Pat on. Don’t rinse.

Putting it on damp is important, because baking powder can irritate your skin if you put it on dry (the same way sand would).

I found this recipe here.  The best part? NO WHITE RESIDUE! This is a natural, cheap deodorant. I’d love to hear how/if it works for you & your thoughts on the deodorant dilemma in general.

agua de beber, camara

802180.jpgWhen I was in the Israeli Army (!) for a week as a teenage tourist in Israel, they told us to drink water for everything: headache, cuts, fatigue, bad dreams… drink water!

Drinking water is so important, but what are we supposed to do now that we know bottled water is bad for the environment and ultimately bad for all of us? Additionally, plastic bottles – disposable & not – are a bit suspect in my opinion, especially when they warm up (plastic tasting water, anyone?).

For awhile I was carrying around a glass bottle from GT’s Kombucha for my water, but it was too heavy (not to mention breakable). I was keeping my eye out for a light-weight, non-toxic water bottle and I finally found the perfect one through Carbon Conscious Consumer, a website where you can join challenges to reduce your carbon footprint.

I’m not super impressed with their website design, but my SIGG water bottle is great. I got the one pictured here. It’s the perfect size, so light weight, and includes a screw-off top for gulping and a secure spout that’s great for on the run or running at the gym. It’s made of aluminum.  Water tastes like water in here.

The one thing I don’t love about it is I had to order it on the internet, which means shipping and not supporting local businesses (though I’m not sure there are water bottle manufacturers in Brooklyn). However, if you sign up for the no-more-bottled-water challenge at Carbon Conscious Consumer, you get a discount (normally cost around 20 bucks). Happy drinkin’!

no impact man impacts me

noimpact.pngI want to give a shout-out to a blog I’ve been reading: No Impact Man. It’s actually a year-long, well-funded project where a writer, his wife and two-year-old daughter live for a full year in the middle of Manhattan without making any environmental impact what-so-ever. No subway even. No appliances. No packaging AT ALL.

While obvious there are issues to be worked out with how the rest of us could live more like this, I find it really inspiring. Both my roommate and I drastically reduced our use of plastic bags (so much so that we’re out when we want them!).

What I like about his point of view is that he points out the many health benefits (both physical and emotional) that his family has experienced from the project. Here’s a post on that topic and also a link to my favorite post (on how he entertains his daughter without TV).

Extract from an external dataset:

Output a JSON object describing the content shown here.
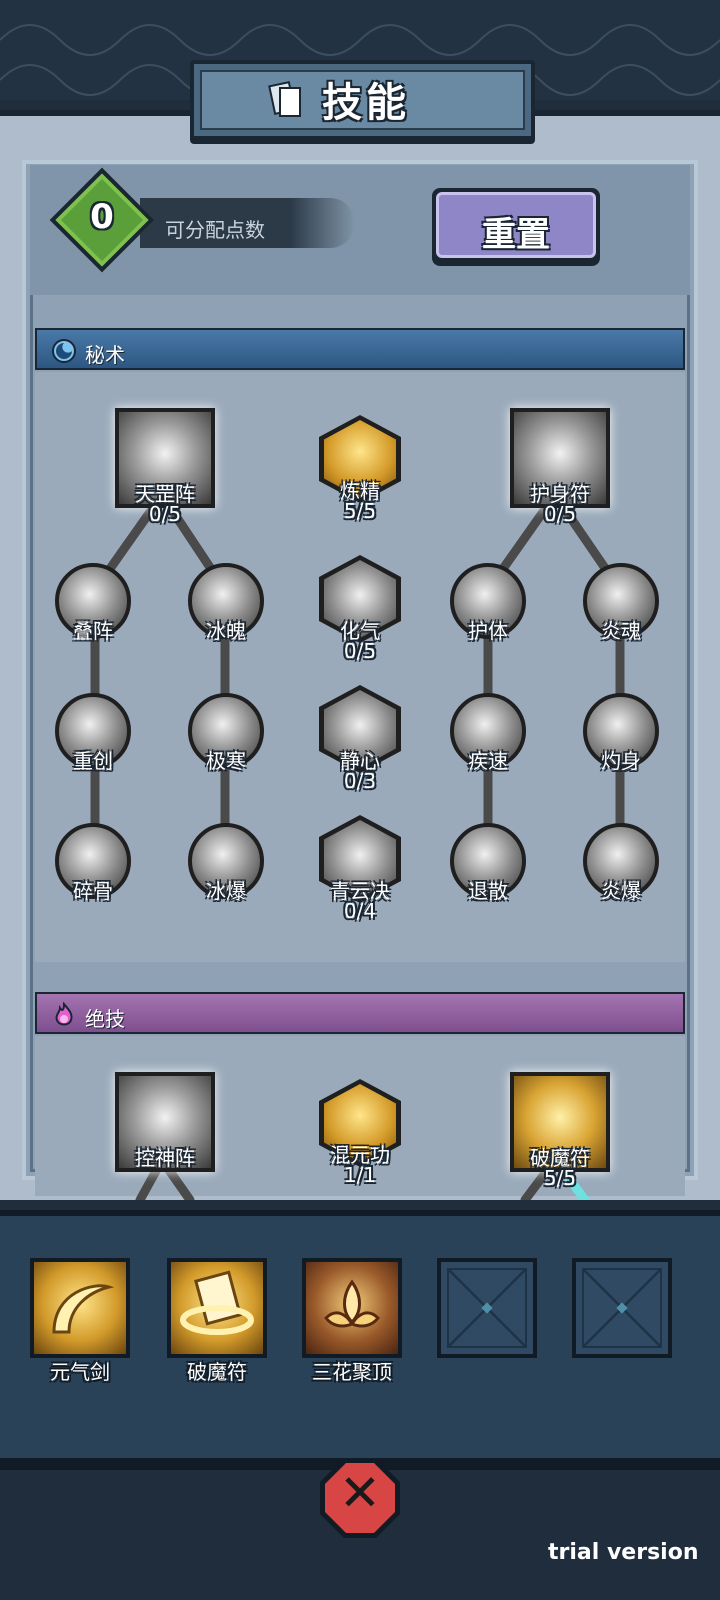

My one complaint is that I wish he would be more explicit about how much time and money his activities cost. I have no doubt they are saving tons of cash, but it’s unclear to me what changes I would have the time to spend to complete them (i.e. doing all laundry in the sink, baking bread, etc.). Either way, the health benefits are clear and inspirational.